Verlinde, a French company, has recently entered a partnership with Cast Swiss Light Consulting to extend their distribution in Switzerland.

US company Tait Stage Technologies have long been involved in large-scale and spectacular entertainments. Their Nano winch is designed primarily for kinetic lighting installations, to make moving light displays for concerts and dance venues, but many other applications are possible also. It is a lightweight, single point winch; many of them can be made to work together in automated pre-set lifting patterns. Up to ten of them can be supported on a small frame (called a ‘lunchbox’) or up to 40 on a large frame (called a ‘fridge’). Tait do say that up to 2,500 of them could be used on an installation.

Each Nano winch can lift an object weighing up to 10lb (4.5kg) at a maximum speed of 10 ft/s (3m/s). It raises and lowers on a multi-core woven cable that contains a conductive ribbon with wiring to send power and data to whatever LED or other fixture it is carrying. It can send positioning data back to a control point so that, for example, lasers can be aimed to follow the moving loads.

At the other end of the scale Tait have their Big Tow winches, which range from the lightweight BT250 Lite hoist all the way up to the BT2-490 winch, engineered for high speed and high capacity, which can carry up to two tonnes at 2m/s on multiple lines. Complex set changes and counterweight assist are part of their role. The Big Tow range can also carry flying performers in pantomime.

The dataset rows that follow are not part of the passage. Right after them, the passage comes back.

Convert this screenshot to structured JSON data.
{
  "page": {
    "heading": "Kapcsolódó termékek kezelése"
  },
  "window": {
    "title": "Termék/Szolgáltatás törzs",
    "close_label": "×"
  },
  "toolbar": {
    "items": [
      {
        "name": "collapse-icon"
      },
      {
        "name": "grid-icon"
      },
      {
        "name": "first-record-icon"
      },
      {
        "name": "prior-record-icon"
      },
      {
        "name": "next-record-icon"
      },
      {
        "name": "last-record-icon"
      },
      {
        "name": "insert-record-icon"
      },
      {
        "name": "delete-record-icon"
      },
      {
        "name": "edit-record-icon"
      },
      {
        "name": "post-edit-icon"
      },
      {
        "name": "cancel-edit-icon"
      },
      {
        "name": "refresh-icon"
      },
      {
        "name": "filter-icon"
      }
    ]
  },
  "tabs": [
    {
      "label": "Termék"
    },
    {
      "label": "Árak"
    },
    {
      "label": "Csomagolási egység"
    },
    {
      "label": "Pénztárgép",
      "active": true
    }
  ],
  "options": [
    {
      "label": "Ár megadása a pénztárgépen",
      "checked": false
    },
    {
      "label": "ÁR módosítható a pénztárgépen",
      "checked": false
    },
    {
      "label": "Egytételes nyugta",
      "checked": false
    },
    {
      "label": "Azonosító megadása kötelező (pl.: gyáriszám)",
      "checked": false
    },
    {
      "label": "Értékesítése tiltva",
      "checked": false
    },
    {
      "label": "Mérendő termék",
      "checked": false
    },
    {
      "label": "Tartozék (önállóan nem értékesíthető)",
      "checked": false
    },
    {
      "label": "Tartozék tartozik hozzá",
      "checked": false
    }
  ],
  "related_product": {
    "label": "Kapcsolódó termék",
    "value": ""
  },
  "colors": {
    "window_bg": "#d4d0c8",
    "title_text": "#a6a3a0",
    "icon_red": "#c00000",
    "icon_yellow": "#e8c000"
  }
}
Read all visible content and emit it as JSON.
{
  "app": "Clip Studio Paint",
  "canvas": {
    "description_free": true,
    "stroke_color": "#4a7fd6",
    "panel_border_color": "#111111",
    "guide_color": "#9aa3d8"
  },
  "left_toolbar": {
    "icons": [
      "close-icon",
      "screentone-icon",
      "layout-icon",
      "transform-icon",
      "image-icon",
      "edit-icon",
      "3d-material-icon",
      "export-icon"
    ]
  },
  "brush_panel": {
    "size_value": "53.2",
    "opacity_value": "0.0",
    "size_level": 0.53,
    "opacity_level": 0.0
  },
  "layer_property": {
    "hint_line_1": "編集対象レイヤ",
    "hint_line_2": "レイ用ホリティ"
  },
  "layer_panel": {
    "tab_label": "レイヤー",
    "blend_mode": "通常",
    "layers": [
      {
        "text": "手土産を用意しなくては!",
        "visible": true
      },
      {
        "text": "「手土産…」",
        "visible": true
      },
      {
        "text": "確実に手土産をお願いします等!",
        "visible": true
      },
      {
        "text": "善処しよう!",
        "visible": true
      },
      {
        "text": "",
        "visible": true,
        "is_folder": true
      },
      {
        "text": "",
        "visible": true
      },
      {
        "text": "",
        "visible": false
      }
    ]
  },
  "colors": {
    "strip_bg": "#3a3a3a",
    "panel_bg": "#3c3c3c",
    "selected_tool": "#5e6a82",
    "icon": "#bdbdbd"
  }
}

The patented zero-fleet technology allows Big Tows to be mounted easily in different orientations without the fleet angle causing concerns. The rotating elements of the winch are shaft-mounted to allow a variety of gearboxes, brakes and drum lengths to be used. The winches are powered by brushless servomotors and have cross groove detectors, slack rope detectors and load cells.

Minnesota-based crane and hoist specialists Thern have a subdivision specifically for theatres. Among the products of Thern Stage Equipment are clew winches, pilewind and lineshaft hoists, self-climbing trusses for front-of-house lighting rigs, and fire curtain hoists.

Their newly-designed Counterweight Assist hoist is intended for proscenium theatres or other facilities that incorporate counterweight rigging. It is a motorised alternative to the traditional, manually-operated counterweight rigging sets that must be adjusted every time the load changes. It provides control of any line set for scenery, lighting, orchestra shells and battens.

With a lifting capacity of 1,500lb (680kg), when it is attached to a counterweight arbor it provides added capacity with safe and secure control, so that an arbor of 1,200lb capacity can be increased to carry 2,700lb (1.2t). When it is used on its own, with 1,500lb of counterweight loaded it will securely lift a stage batten carrying up to 3,000lb (1.4t) of lighting, sound, scenery or curtains without a single counterweight brick having to be moved.

The hoist is suitable for renovations or new facilities. Multiple CWA hoists can be connected to an optional touchscreen controller, and target positioning is available for precise and predicable performance.

The 1t-capacity LPL hoist from GIS also has a lightercapacity companion, the 0.5t LPML.
Verlinde’s new Stagemaker SL10, from a range which also includes the new SL5.
Tait’s rendition of how their Nano Winches can be used.
The Big Tow winch as installed at Liverpool’s Everyman Theatre.
Tait Nano Winches in action, at a Red Hot Chili Peppers concert in Philadelphia.